Refugee Stories for Young Readers: Francesca Sanna’s The Journey (Public Books)

Over on Public Books today, I have a new, short piece on Francesca Sanna’s The Journey, a.k.a. one of the best picture books published last year.  If you have yet to read it, check out “Refugee Stories for Young Readers” (my essay), which includes some images from the book.  In the piece, I observe that As Francesca Sanna’s…

Seuss’s Matilda: Horton’s Ancestor

Happy Birthday, Dr. Seuss!  To celebrate the 113th anniversary of Theodor Seuss Geisel’s birth, here are two things Seussian. 1. The True Story of Horton Hatches the Egg When asked how he came up with the idea of Horton Hatches the Egg (1940), Seuss would often give an answer like this (from a September 1972 interview): Horton Hatches…

MLA 2018 Call for Papers! Calling Dumbledore’s Army: Activist Children’s Literature

Books can encourage children to question rather than accept the world as it is. Literature for young people can invite them to imagine a world where black lives matter, women’s rights are human rights, poverty does not limit one’s life choices, LGBTQ youth know they are loved, indigenous peoples’ rights are respected, the disabled have…

Was the Cat in the Hat Black? — cover reveal

Here is the cover for my next book, Was the Cat in the Hat Black?: The Hidden Racism of Children’s Literature, and the Need for Diverse Books, forthcoming from Oxford University Press in July 2017.  Since it (the cover) is now on some websites (notably Oxford UP & Amazon.com), I thought I’d share it here. THANKS to Oxford UP’s Lucas…

Children’s Literature and Comics/Graphic Novels at MLA 2017

In January, before the kleptocracy, In Philly, mourning an ailing democracy, Find comfort, anxiety, knowledge, and despair! (When academics gather, these tend to be there.) January fifth through eighth, at the MLA, We’ll meet and think. We’ll eat and drink. What do you say? Ahem. Here are all the sessions on children’s literature and/or comics/graphic novels at the 2017…

Emily’s Library, Part 10: In Which I Recommend 27 More Good Books for Young Readers

Just in time for the holidays, it’s another edition of Emily’s Library — in which I display the books I’ve given to my now 5-year-old niece, and answer the frequently asked question, “What children’s books would you recommend?”  A few of these will be Christmas presents for Emily, who does not (yet?) read my blog. So,…

Mock Caldecott 2016: Manhattan, Kansas edition
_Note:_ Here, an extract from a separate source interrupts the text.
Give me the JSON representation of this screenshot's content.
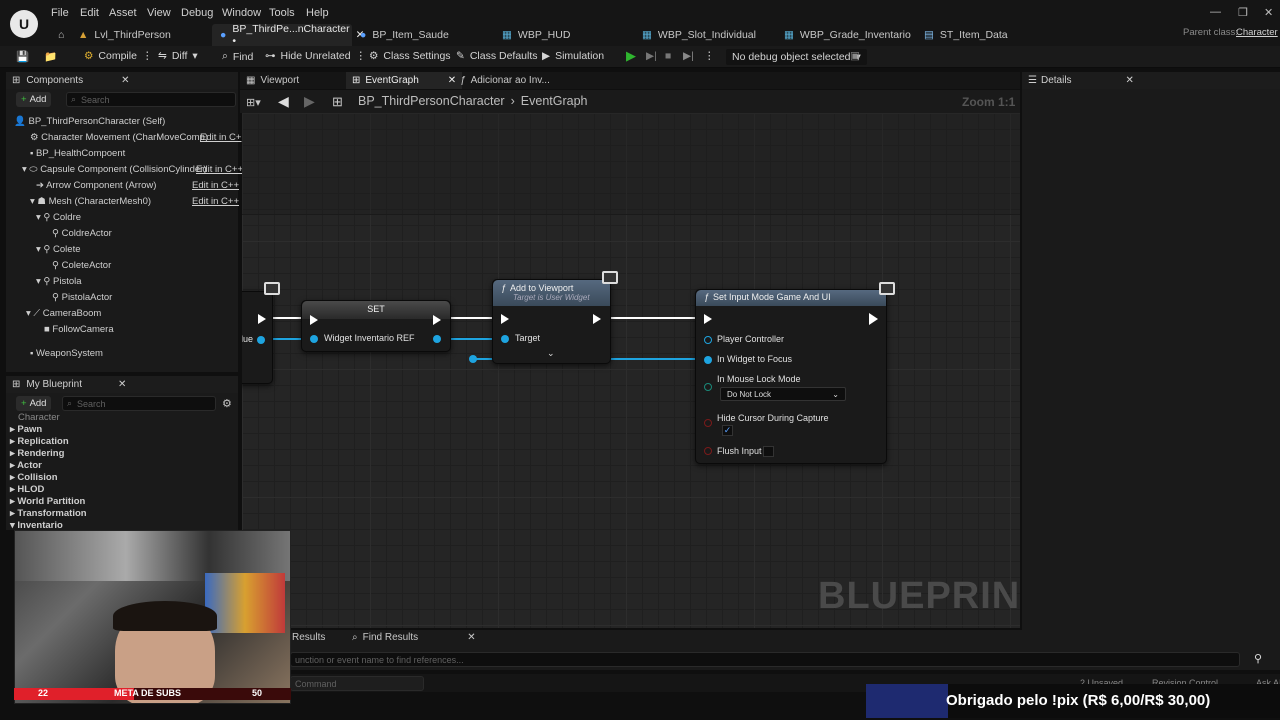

This afternoon, a group of about 30 of us — undergraduate students, graduate students, faculty, community members — voted on our choices for this year’s “Mock Caldecott.” Since we were guessing at the award results (announce in January), we read picture books by U.S. authors, published in the U.S. in 2016. Or, that’s what we…

Election 2016 in Picture Books; or, What Will We Tell the Children?

This election. You’re tired of it. I’m tired of it. And… it’s finally over. Today. Or, at least we hope it will be resolved today. Given that Mr. Trump has vowed only to accept a Trump victory, it may not be resolved today. Either way, the 2016 U.S. Election is one for the history books…

How to Read Harold

To celebrate Crockett Johnson‘s 110th birthday, I offer some advice on how to read Harold and the Purple Crayon (1955). Sort of. This is not so much “advice” as it is a glimpse of my work-in-progress, How to Read Harold: A Purple Crayon, Crockett Johnson, and the Making of a Children’s Classic.  The book (when finished, and presuming anyone…

Talent on Tape: Scattered Thoughts on Morton Schindel (1918-2016)

You may not know the name Morton Schindel, but you certainly know the people he worked with. At his Weston Woods Studios, using his “iconographic” technique, he adapted works by Maurice Sendak, Robert McCloskey, James Daugherty, Ezra Jack Keats, Tomi Ungerer, and William Steig, among others. His film of Steig’s Doctor De Soto was nominated…